Rust in peace: These cars that are not long for this world

Larry Printz
Tribune News Service

The 2020 model year has begun, and along with it come the obituaries of cars that have reached the end of the assembly line. Predictably, given low gas prices and consumer infatuation with SUVs and crossovers, the list is filled mostly with large sedans and economy cars, some beloved.

Here’s a list of the casualties.

The Impala, Chevrolet’s large sedan, is yielding to demand for SUVs and crossovers.

BMW 3 Series Gran Turismo, 6 Series Gran Turismo: These ungainly byproducts were neither fish nor fowl, not quite a car, but not an SUV. Not knowing what to make of them, buyers stayed away.

Buick Cascada: Like most Buick sedans, this tarted-up Opel, an already old design when introduced stateside, lacked the sizzle required of a droptop.
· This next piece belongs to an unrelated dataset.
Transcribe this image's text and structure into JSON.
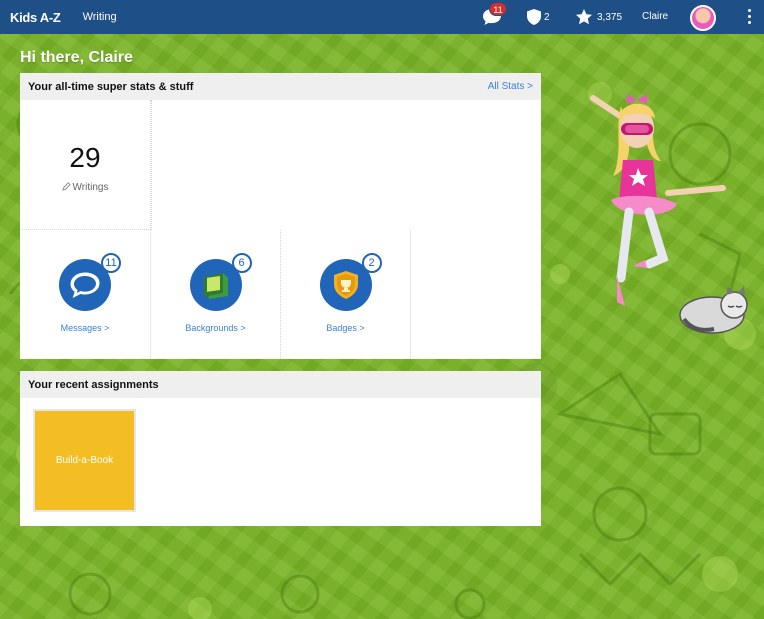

Poor sales and GM’s sale of Opel ensured its eventual demise.

Buick LaCrosse: As traditional Buick buyers die off, so do the products they prefer. Buyers infatuated with SUVs snubbed this beautifully modern traditional full-size sedan. What a pity.
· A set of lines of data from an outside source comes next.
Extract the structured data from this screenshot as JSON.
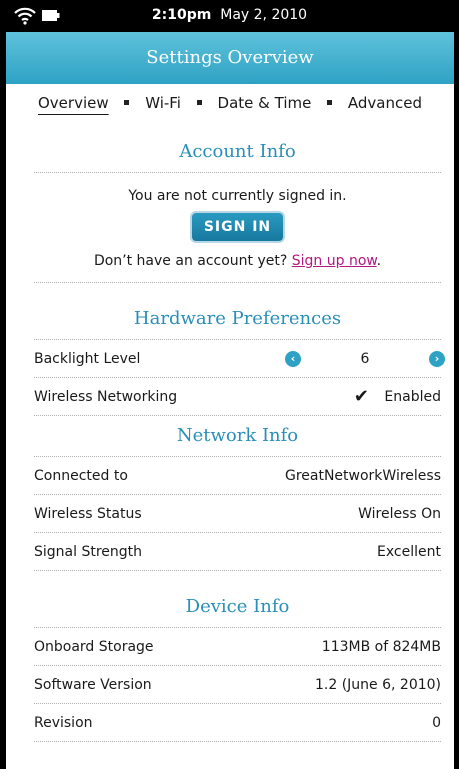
{
  "status_bar": {
    "time": "2:10pm",
    "date": "May 2, 2010"
  },
  "header": {
    "title": "Settings Overview"
  },
  "tabs": [
    {
      "label": "Overview"
    },
    {
      "label": "Wi-Fi"
    },
    {
      "label": "Date & Time"
    },
    {
      "label": "Advanced"
    }
  ],
  "account": {
    "title": "Account Info",
    "message": "You are not currently signed in.",
    "signin_label": "SIGN IN",
    "no_account_text": "Don’t have an account yet?",
    "signup_label": "Sign up now",
    "signup_suffix": "."
  },
  "hardware": {
    "title": "Hardware Preferences",
    "backlight": {
      "label": "Backlight Level",
      "value": "6"
    },
    "wireless": {
      "label": "Wireless Networking",
      "check": "✔",
      "state": "Enabled"
    }
  },
  "network": {
    "title": "Network Info",
    "rows": [
      {
        "label": "Connected to",
        "value": "GreatNetworkWireless"
      },
      {
        "label": "Wireless Status",
        "value": "Wireless On"
      },
      {
        "label": "Signal Strength",
        "value": "Excellent"
      }
    ]
  },
  "device": {
    "title": "Device Info",
    "rows": [
      {
        "label": "Onboard Storage",
        "value": "113MB of 824MB"
      },
      {
        "label": "Software Version",
        "value": "1.2 (June 6, 2010)"
      },
      {
        "label": "Revision",
        "value": "0"
      }
    ]
  },
  "icons": {
    "left_arrow": "‹",
    "right_arrow": "›"
  },
  "colors": {
    "accent": "#2ea2c4",
    "section_title": "#2a8fb8",
    "link": "#b0187f"
  }
}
Cadillac XTS: Given its hunchback shape, the XTS was never a convincing interpretation of a traditional Cadillac. This front-wheel drive sedan’s mission is better filled by the newer rear-wheel drive CT6.

Chevrolet Cruze: Its popularity has diminished, as the Trax, Sonic and Spark show that practical hatchbacks are the economy cars of choice in the 21st century, not compact sedans.

Chevrolet Impala: Like its siblings, the Buick LaCrosse and Cadillac XTS, Chevrolet’s last traditional large sedan, and a truly wonderful one, bites the dust in favor of SUVs and crossovers.

Chevrolet Volt: Revolutionary when introduced at the 2007 Detroit auto show, the first plug-in hybrid car disappears, a victim of GM’s pathetically lackluster marketing efforts.

Fiat 500/500e: Despite cornering the market on cuteness, the retro-styled Cinquecento dies, the victim of a lack of change, dependability woes and a buying public no longer interested in tiny, fuel-sipping cars.

Ford Fiesta: Low fuel prices have killed demand for the fun-loving Fiesta, despite its handling chops.

Ford Taurus: Large on the outside, small on the inside, the nameplate that revolutionized American car design in the 1980s succumbs to years of penny pinching, bad design and inept marketing.

Infiniti QX30: Developed in partnership with Mercedes-Benz, and derived from their GLA-class, the stylish U.K.-built QX30 is being axed as Infiniti exits the Western European market.

Nissan 370Z Roadster: While the coupe survives, Nissan has killed the convertible. Will anyone notice?

Smart ForTwo: Never very fuel efficient despite its Lilliputian size, this two-seat hatchback’s raison d’etre no longer exists thanks to low fuel prices and consumers’ distaste for economy cars, particularly second-rate ones.

Toyota Prius C: Toyota’s smallest, cheapest hybrid, based on the previous-generation Yaris platform, is being replaced by the larger, better looking Toyota Corolla Hybrid, which also yields better fuel economy.

Volkswagen Beetle: Having long lost its fashionable cache, it’s time to bid farewell to the modern Beetle, which never proved as popular as the original people’s car introduced by Adolf Hitler.

Volkswagen Golf SportWagen/Alltrack: It seemed like a good idea: offer a cargo-friendly alternative to the ubiquitous SUV. Sadly, consumer herd mentality prevented buyers from considering it.